The Selma Civil Rights March (March 21, 1965) – From left: U.S. Representative John Lewis (D-GA), an unidentified nun, Ralph Abernathy, Martin Luther King, Jr., Ralph Bunche, former U.S. Ambassador to the United Nations, Rabbi Heschel and the Rev. Fred Shuttlesworth
President Obama presents Rep. John Lewis with the 2010 Medal of Freedom
AP: Rep. John Lewis, D-Ga. Lewis was chairman of the Student Nonviolent Coordinating Committee and helped organize the first sit-ins at lunch counters that refused to serve blacks. In 1965, he led a march for voting rights from Selma to Montgomery, Ala., and was nearly beaten to death along with others in what became known as “Bloody Sunday”.
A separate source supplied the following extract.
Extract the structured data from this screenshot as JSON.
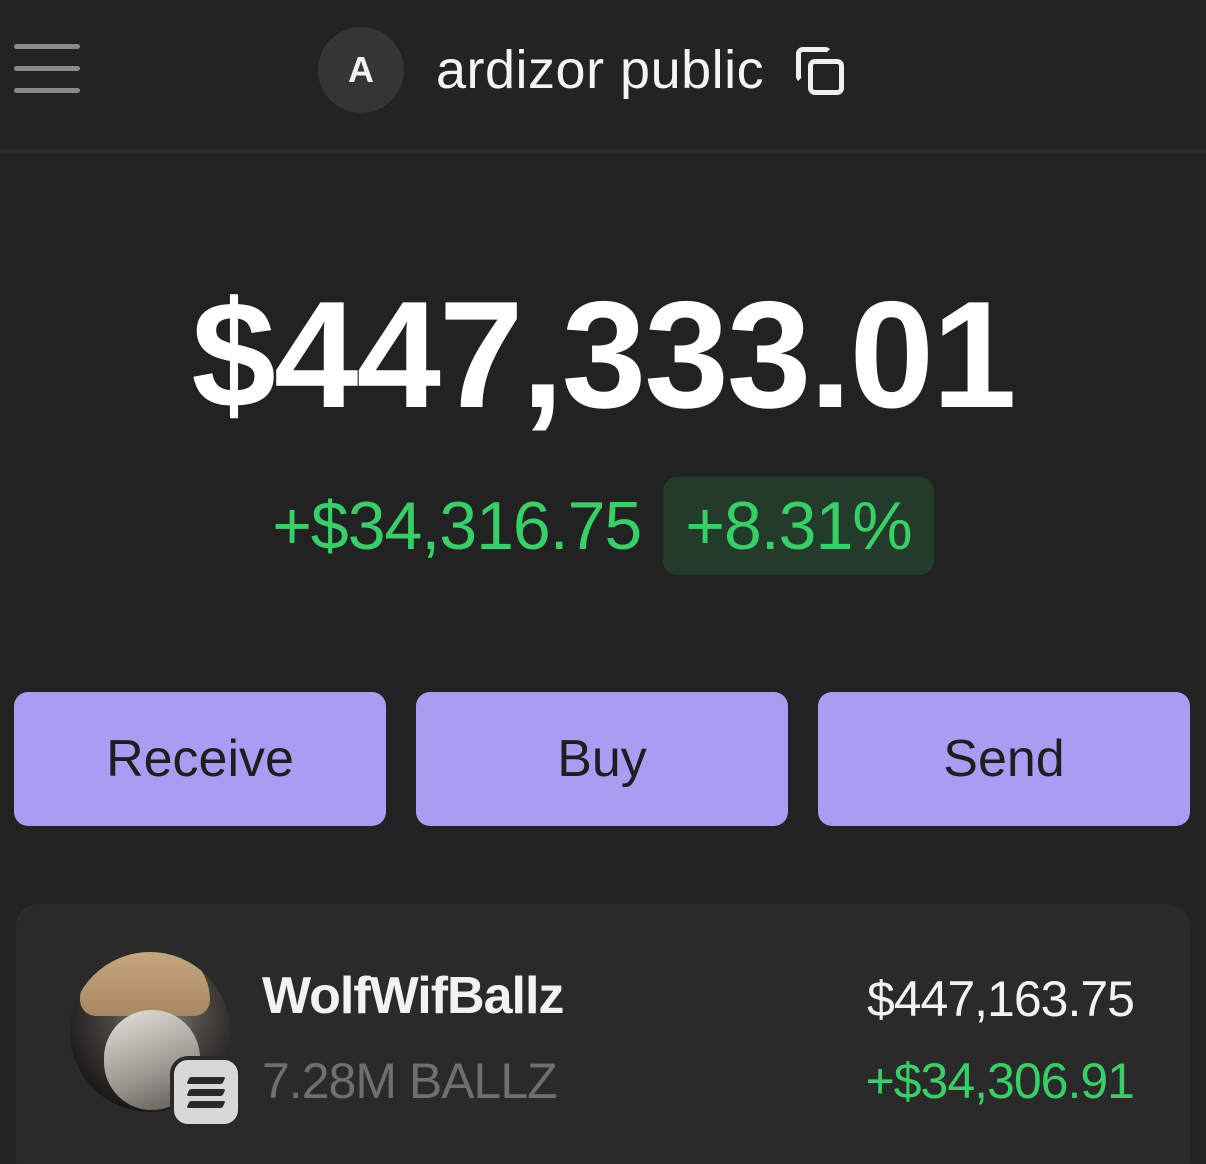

President Obama said Lewis “knew that change could not wait for some other person or some other time.” Lewis speaks often and loudly in his booming voice on issues of justice and equality, and is known as the “conscience” of Congress.
He told reporters later that the award was all the more special coming from Obama, the nation’s first black president.
“If someone had told me that one day I would be standing in the White House and an African-American president would be presenting me the Medal of Freedom I would say, ‘Are you crazy? Are you out of your mind?'” Lewis said. “It’s just an impossible dream.”